"John Sheppard," he said, and smiled, ducking his head ever so slightly, and wow, thought Angela. Maybe he was a match for her mother. "I'm afraid I've been keeping your son from you."
Her mother's gaze was still assessing, but it was an altogether different type of assessment. Evan noticed this a little later than Angela, so he was starting to protest - "Mom!" - even as she reached out to cuff him again.
"So, this is why I never get to meet the people you work with?"
Even Sheppard didn't have a response for that.
Their mother held out her hand graciously. "Sofia Lorne."
"It's a pleasure, ma'am."
"I'll say." She held his hand a little longer than necessary, tipping her head this way and that to look at him. "Very nice lines," she says, and the tips of Sheppard's ears went pink. "Pen and ink, wouldn't you say?"
"Charcoal," says Evan automatically, and it was his turn to blush as they stared at him. "For the hair," he muttered, avoiding Sheppard's gaze.
Their mother smiled, suddenly, and Angela relaxed. "Well, what are we all standing around for? Angela, why doesn't he have a drink?"
"We've just-" started Sheppard, but Angela's mother hooked her arm through his and pulled him inside.
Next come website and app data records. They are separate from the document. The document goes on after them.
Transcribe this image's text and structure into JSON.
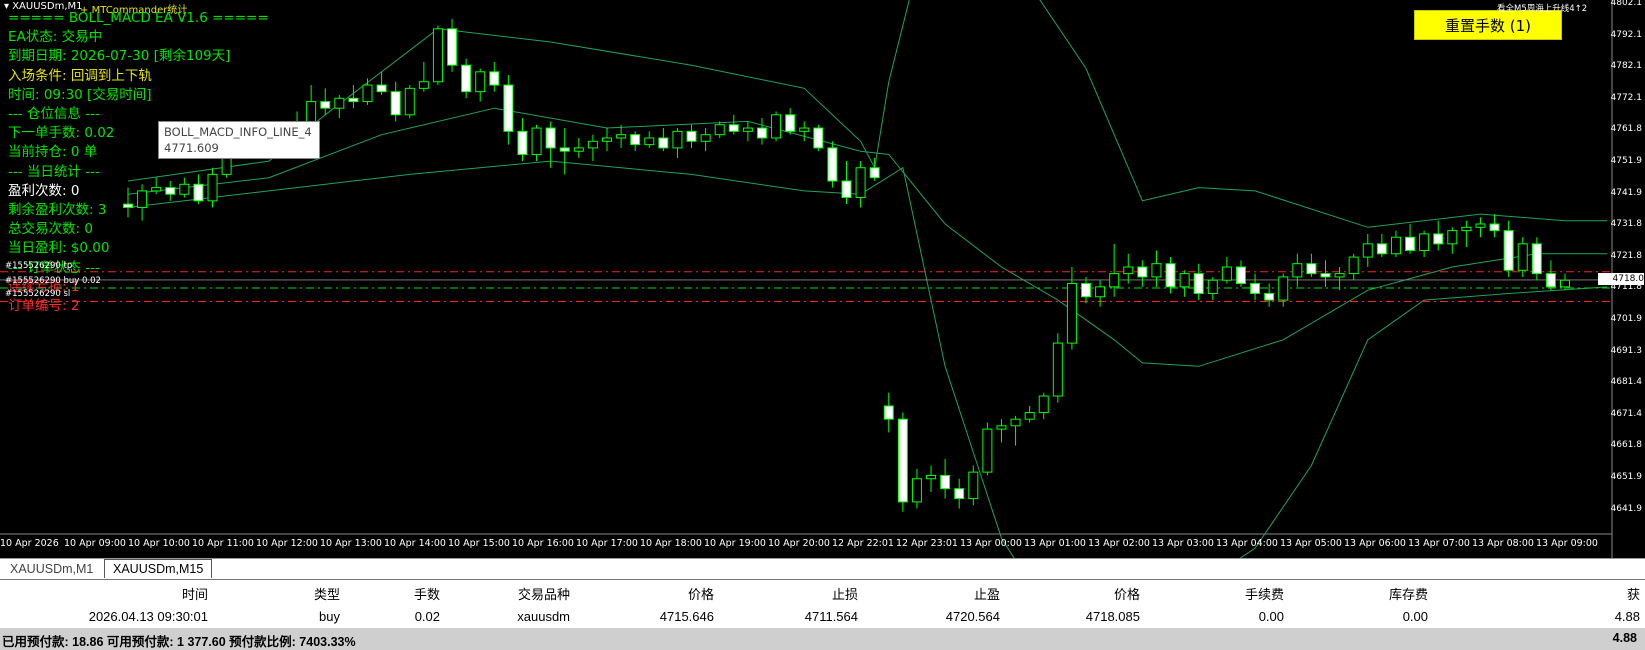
{
  "window": {
    "symbol_title": "XAUUSDm,M1",
    "mtcommander": "MTCommander统计",
    "top_right_note": "看全M5周海上升线4↑2",
    "reset_button": "重置手数 (1)"
  },
  "ea_panel": {
    "lines": [
      {
        "text": "===== BOLL_MACD EA V1.6 =====",
        "color": "green"
      },
      {
        "text": "EA状态: 交易中",
        "color": "green"
      },
      {
        "text": "到期日期: 2026-07-30 [剩余109天]",
        "color": "green"
      },
      {
        "text": "入场条件: 回调到上下轨",
        "color": "yellow"
      },
      {
        "text": "时间: 09:30 [交易时间]",
        "color": "green"
      },
      {
        "text": "--- 仓位信息 ---",
        "color": "green"
      },
      {
        "text": "下一单手数: 0.02",
        "color": "green"
      },
      {
        "text": "当前持仓: 0 单",
        "color": "green"
      },
      {
        "text": "--- 当日统计 ---",
        "color": "green"
      },
      {
        "text": "盈利次数: 0",
        "color": "white"
      },
      {
        "text": "剩余盈利次数: 3",
        "color": "green"
      },
      {
        "text": "总交易次数: 0",
        "color": "green"
      },
      {
        "text": "当日盈利: $0.00",
        "color": "green"
      },
      {
        "text": "--- 订单状态 ---",
        "color": "green"
      },
      {
        "text": "连续亏损: 1",
        "color": "red"
      },
      {
        "text": "订单编号: 2",
        "color": "red"
      }
    ],
    "tooltip_name": "BOLL_MACD_INFO_LINE_4",
    "tooltip_value": "4771.609"
  },
  "order_lines": {
    "tp_label": "#155526290 tp",
    "buy_label": "#155526290 buy 0.02",
    "sl_label": "#155526290 sl"
  },
  "colors": {
    "candle_up": "#000000",
    "candle_down": "#ffffff",
    "wick": "#00ff00",
    "bands": "#1fa35a",
    "order_line_red": "#ff2020",
    "order_line_green": "#00e000",
    "reset_button_bg": "#ffff00"
  },
  "price_axis": {
    "labels": [
      "4802.1",
      "4792.1",
      "4782.1",
      "4772.1",
      "4761.8",
      "4751.9",
      "4741.9",
      "4731.8",
      "4721.8",
      "4711.8",
      "4701.9",
      "4691.3",
      "4681.4",
      "4671.4",
      "4661.8",
      "4651.9",
      "4641.9"
    ],
    "current_price": "4718.0"
  },
  "time_axis": {
    "labels": [
      "10 Apr 2026",
      "10 Apr 09:00",
      "10 Apr 10:00",
      "10 Apr 11:00",
      "10 Apr 12:00",
      "10 Apr 13:00",
      "10 Apr 14:00",
      "10 Apr 15:00",
      "10 Apr 16:00",
      "10 Apr 17:00",
      "10 Apr 18:00",
      "10 Apr 19:00",
      "10 Apr 20:00",
      "12 Apr 22:01",
      "12 Apr 23:01",
      "13 Apr 00:00",
      "13 Apr 01:00",
      "13 Apr 02:00",
      "13 Apr 03:00",
      "13 Apr 04:00",
      "13 Apr 05:00",
      "13 Apr 06:00",
      "13 Apr 07:00",
      "13 Apr 08:00",
      "13 Apr 09:00"
    ]
  },
  "tabs": [
    "XAUUSDm,M1",
    "XAUUSDm,M15"
  ],
  "positions_table": {
    "headers": [
      "时间",
      "类型",
      "手数",
      "交易品种",
      "价格",
      "止损",
      "止盈",
      "价格",
      "手续费",
      "库存费",
      "获"
    ],
    "rows": [
      [
        "2026.04.13 09:30:01",
        "buy",
        "0.02",
        "xauusdm",
        "4715.646",
        "4711.564",
        "4720.564",
        "4718.085",
        "0.00",
        "0.00",
        "4.88"
      ]
    ]
  },
  "footer": {
    "summary": "已用预付款: 18.86  可用预付款: 1 377.60  预付款比例: 7403.33%",
    "total": "4.88"
  },
  "chart_data": {
    "type": "candlestick",
    "title": "XAUUSDm,M1",
    "ylim": [
      4641.9,
      4802.1
    ],
    "price_levels": {
      "tp": 4720.564,
      "open": 4715.646,
      "sl": 4711.564,
      "current": 4718.085
    },
    "candles": [
      [
        4741,
        4746,
        4737,
        4740
      ],
      [
        4740,
        4747,
        4736,
        4745
      ],
      [
        4745,
        4749,
        4744,
        4746
      ],
      [
        4746,
        4748,
        4742,
        4744
      ],
      [
        4744,
        4749,
        4743,
        4747
      ],
      [
        4747,
        4750,
        4741,
        4742
      ],
      [
        4742,
        4752,
        4740,
        4750
      ],
      [
        4750,
        4758,
        4749,
        4757
      ],
      [
        4757,
        4762,
        4756,
        4760
      ],
      [
        4760,
        4763,
        4757,
        4762
      ],
      [
        4762,
        4765,
        4760,
        4761
      ],
      [
        4761,
        4766,
        4759,
        4765
      ],
      [
        4765,
        4769,
        4762,
        4763
      ],
      [
        4763,
        4777,
        4762,
        4772
      ],
      [
        4772,
        4776,
        4768,
        4770
      ],
      [
        4770,
        4774,
        4767,
        4773
      ],
      [
        4773,
        4777,
        4770,
        4772
      ],
      [
        4772,
        4779,
        4771,
        4777
      ],
      [
        4777,
        4781,
        4774,
        4775
      ],
      [
        4775,
        4778,
        4766,
        4768
      ],
      [
        4768,
        4777,
        4767,
        4776
      ],
      [
        4776,
        4784,
        4775,
        4778
      ],
      [
        4778,
        4795,
        4777,
        4794
      ],
      [
        4794,
        4797,
        4781,
        4783
      ],
      [
        4783,
        4785,
        4773,
        4775
      ],
      [
        4775,
        4782,
        4772,
        4781
      ],
      [
        4781,
        4784,
        4775,
        4777
      ],
      [
        4777,
        4780,
        4759,
        4763
      ],
      [
        4763,
        4767,
        4754,
        4756
      ],
      [
        4756,
        4765,
        4754,
        4764
      ],
      [
        4764,
        4766,
        4752,
        4758
      ],
      [
        4758,
        4764,
        4750,
        4757
      ],
      [
        4757,
        4761,
        4755,
        4758
      ],
      [
        4758,
        4762,
        4754,
        4760
      ],
      [
        4760,
        4764,
        4757,
        4761
      ],
      [
        4761,
        4765,
        4758,
        4762
      ],
      [
        4762,
        4763,
        4757,
        4759
      ],
      [
        4759,
        4763,
        4758,
        4761
      ],
      [
        4761,
        4764,
        4757,
        4758
      ],
      [
        4758,
        4764,
        4755,
        4763
      ],
      [
        4763,
        4765,
        4758,
        4760
      ],
      [
        4760,
        4764,
        4757,
        4762
      ],
      [
        4762,
        4766,
        4761,
        4765
      ],
      [
        4765,
        4768,
        4762,
        4763
      ],
      [
        4763,
        4766,
        4760,
        4764
      ],
      [
        4764,
        4767,
        4759,
        4761
      ],
      [
        4761,
        4769,
        4760,
        4768
      ],
      [
        4768,
        4770,
        4762,
        4763
      ],
      [
        4763,
        4766,
        4760,
        4764
      ],
      [
        4764,
        4765,
        4757,
        4758
      ],
      [
        4758,
        4760,
        4746,
        4748
      ],
      [
        4748,
        4754,
        4741,
        4743
      ],
      [
        4743,
        4754,
        4740,
        4752
      ],
      [
        4752,
        4755,
        4748,
        4749
      ],
      [
        4680,
        4684,
        4672,
        4676
      ],
      [
        4676,
        4678,
        4648,
        4651
      ],
      [
        4651,
        4661,
        4649,
        4658
      ],
      [
        4658,
        4662,
        4654,
        4659
      ],
      [
        4659,
        4664,
        4652,
        4655
      ],
      [
        4655,
        4658,
        4649,
        4652
      ],
      [
        4652,
        4662,
        4650,
        4660
      ],
      [
        4660,
        4675,
        4659,
        4673
      ],
      [
        4673,
        4676,
        4669,
        4674
      ],
      [
        4674,
        4677,
        4668,
        4676
      ],
      [
        4676,
        4680,
        4675,
        4678
      ],
      [
        4678,
        4684,
        4676,
        4683
      ],
      [
        4683,
        4702,
        4681,
        4699
      ],
      [
        4699,
        4722,
        4697,
        4717
      ],
      [
        4717,
        4719,
        4711,
        4713
      ],
      [
        4713,
        4718,
        4710,
        4716
      ],
      [
        4716,
        4729,
        4713,
        4720
      ],
      [
        4720,
        4726,
        4717,
        4722
      ],
      [
        4722,
        4724,
        4716,
        4719
      ],
      [
        4719,
        4727,
        4716,
        4723
      ],
      [
        4723,
        4725,
        4714,
        4716
      ],
      [
        4716,
        4721,
        4713,
        4720
      ],
      [
        4720,
        4723,
        4712,
        4714
      ],
      [
        4714,
        4719,
        4712,
        4718
      ],
      [
        4718,
        4725,
        4717,
        4722
      ],
      [
        4722,
        4724,
        4716,
        4717
      ],
      [
        4717,
        4720,
        4712,
        4714
      ],
      [
        4714,
        4717,
        4710,
        4712
      ],
      [
        4712,
        4720,
        4710,
        4719
      ],
      [
        4719,
        4726,
        4716,
        4723
      ],
      [
        4723,
        4726,
        4719,
        4720
      ],
      [
        4720,
        4724,
        4716,
        4719
      ],
      [
        4719,
        4722,
        4715,
        4720
      ],
      [
        4720,
        4726,
        4718,
        4725
      ],
      [
        4725,
        4732,
        4722,
        4729
      ],
      [
        4729,
        4732,
        4725,
        4726
      ],
      [
        4726,
        4733,
        4725,
        4731
      ],
      [
        4731,
        4735,
        4726,
        4727
      ],
      [
        4727,
        4733,
        4725,
        4732
      ],
      [
        4732,
        4736,
        4727,
        4729
      ],
      [
        4729,
        4734,
        4726,
        4733
      ],
      [
        4733,
        4736,
        4728,
        4734
      ],
      [
        4734,
        4737,
        4731,
        4735
      ],
      [
        4735,
        4738,
        4731,
        4733
      ],
      [
        4733,
        4736,
        4719,
        4721
      ],
      [
        4721,
        4731,
        4719,
        4729
      ],
      [
        4729,
        4731,
        4718,
        4720
      ],
      [
        4720,
        4724,
        4715,
        4716
      ],
      [
        4716,
        4720,
        4715,
        4718
      ]
    ],
    "upper_band": [
      [
        0,
        4748
      ],
      [
        10,
        4754
      ],
      [
        14,
        4768
      ],
      [
        22,
        4794
      ],
      [
        30,
        4790
      ],
      [
        40,
        4783
      ],
      [
        48,
        4776
      ],
      [
        52,
        4760
      ],
      [
        53,
        4752
      ],
      [
        54,
        4778
      ],
      [
        57,
        4829
      ],
      [
        62,
        4820
      ],
      [
        68,
        4782
      ],
      [
        72,
        4742
      ],
      [
        76,
        4746
      ],
      [
        80,
        4745
      ],
      [
        88,
        4734
      ],
      [
        96,
        4738
      ],
      [
        102,
        4736
      ],
      [
        105,
        4736
      ]
    ],
    "middle_band": [
      [
        0,
        4744
      ],
      [
        10,
        4749
      ],
      [
        18,
        4762
      ],
      [
        26,
        4770
      ],
      [
        34,
        4764
      ],
      [
        44,
        4766
      ],
      [
        52,
        4757
      ],
      [
        54,
        4756
      ],
      [
        58,
        4735
      ],
      [
        62,
        4722
      ],
      [
        66,
        4712
      ],
      [
        70,
        4700
      ],
      [
        72,
        4693
      ],
      [
        76,
        4692
      ],
      [
        82,
        4700
      ],
      [
        88,
        4715
      ],
      [
        94,
        4722
      ],
      [
        100,
        4726
      ],
      [
        105,
        4726
      ]
    ],
    "lower_band": [
      [
        0,
        4740
      ],
      [
        10,
        4745
      ],
      [
        20,
        4750
      ],
      [
        30,
        4754
      ],
      [
        40,
        4750
      ],
      [
        48,
        4745
      ],
      [
        52,
        4744
      ],
      [
        55,
        4752
      ],
      [
        58,
        4692
      ],
      [
        62,
        4640
      ],
      [
        68,
        4600
      ],
      [
        74,
        4620
      ],
      [
        80,
        4637
      ],
      [
        84,
        4662
      ],
      [
        88,
        4700
      ],
      [
        92,
        4712
      ],
      [
        98,
        4714
      ],
      [
        105,
        4716
      ]
    ]
  }
}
Exchanging exasperated looks, Angela and her brother followed, the boys hanging from Evan's arms.
"Why don't you introduce me to-" She stopped, and Angela might not be able to see her expression, but she knew her mother had just seen Expresso- Ronon Dex, she corrected herself. "All these lovely people," continued her mother, the smile clear in her voice, "while my children bring us more coffee."